A lot of times when people call us they’ll say “I’ve never worked with a travel agent before…” Wondering what it’s like, and if it’s right for you? Here are some comments some of our newest clients made recently:
“I started trying to find a place for my family and I to go to this summer, and I spent hours searching and searching. I became overwhelmed and then thought about how you really can’t believe everything you see on the internet these days anyway. The last thing I want to do is spend thousands of dollars and pick a terrible place.”
“I was going to spend some time researching my trip to Spain, but my husband and I both own businesses and don’t have time. When I realized you would take care of everything for me, that was a huge weight off my shoulders.”
“My friend told me that it would cost me more to book through a travel agent.

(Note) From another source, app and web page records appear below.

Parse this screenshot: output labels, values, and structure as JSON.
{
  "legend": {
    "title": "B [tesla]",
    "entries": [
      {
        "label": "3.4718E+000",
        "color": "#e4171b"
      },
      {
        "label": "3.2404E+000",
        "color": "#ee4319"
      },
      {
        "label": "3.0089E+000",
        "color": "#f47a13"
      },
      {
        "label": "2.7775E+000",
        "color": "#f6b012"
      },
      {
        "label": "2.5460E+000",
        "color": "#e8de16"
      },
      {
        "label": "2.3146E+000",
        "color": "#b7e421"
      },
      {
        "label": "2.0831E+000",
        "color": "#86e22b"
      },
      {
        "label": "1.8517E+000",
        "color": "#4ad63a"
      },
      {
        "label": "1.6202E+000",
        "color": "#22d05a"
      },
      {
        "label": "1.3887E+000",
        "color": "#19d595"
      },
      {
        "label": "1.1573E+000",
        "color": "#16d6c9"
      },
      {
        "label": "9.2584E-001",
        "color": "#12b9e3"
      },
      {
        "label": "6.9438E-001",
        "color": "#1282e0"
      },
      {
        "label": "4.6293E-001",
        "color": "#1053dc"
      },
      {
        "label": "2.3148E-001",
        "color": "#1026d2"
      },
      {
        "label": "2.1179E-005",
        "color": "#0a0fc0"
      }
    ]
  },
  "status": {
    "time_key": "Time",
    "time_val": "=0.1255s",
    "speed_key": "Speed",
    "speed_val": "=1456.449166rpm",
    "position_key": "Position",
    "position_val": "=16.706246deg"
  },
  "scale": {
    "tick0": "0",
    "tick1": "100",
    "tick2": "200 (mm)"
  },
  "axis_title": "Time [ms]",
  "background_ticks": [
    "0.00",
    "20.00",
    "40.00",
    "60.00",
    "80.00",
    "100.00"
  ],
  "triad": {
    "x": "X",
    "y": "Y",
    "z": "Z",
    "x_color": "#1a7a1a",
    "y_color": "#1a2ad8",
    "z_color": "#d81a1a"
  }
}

I’m glad I didn’t listen to her because I’m saving $200 over what it’s costing her to go on the same trip. Now she’s sorry she didn’t book with you.”
“My friends booked through [an online discounter] and needed to ask some questions about the travel restrictions in the ports we’re visiting on our cruise. They’ve tried to call customer service several times and, after waiting for more than an hour for someone to answer each time, they gave up and try to search on the internet. I told them all I had to do was email you, and I had the answers almost immediately. They’ll be calling you for their next trip.”
Is there a time when working with a travel agent wouldn’t make sense? Here are a few scenarios that are better to handle our your own:
- Air only. If your air isn’t part of a package that includes other travel components (3+ nights hotels or a car rental of at least 5 nights), you are much better off booking direct through the airlines. However, you are likely to save quite a bit on air if you allow your agent to package it with the rest of your travel.
- Price shopping. If you don’t have any intention of working with a travel agent and are only calling to make sure the price you found online is a good one, just book online. Travel agents aren’t the same as online booking tools, so it’s not a fair comparison. And that leads to the next point…
- Research. Travel agents don’t get paid until you travel. If they spend a lot of time researching a trip for you, and you use their work so that you can book on your own, the agent just worked for free. This is why many agents have started charging planning fees. That’s like expecting an attorney to draw up a will and not wanting to pay them for it. Or asking a mechanic to diagnose what’s wrong with your car and telling you exactly how to fix it, and then taking your car and leaving.
Travel agents are valuable assets during the planning and travel phases of your trip. If you’re not familiar with an area, why not rely on someone who has the knowledge, experience and expansive network to help you not have to make your “best guess”? Typically all goes well during a trip, but agents are also an added insurance policy should you need assistance during travel as well.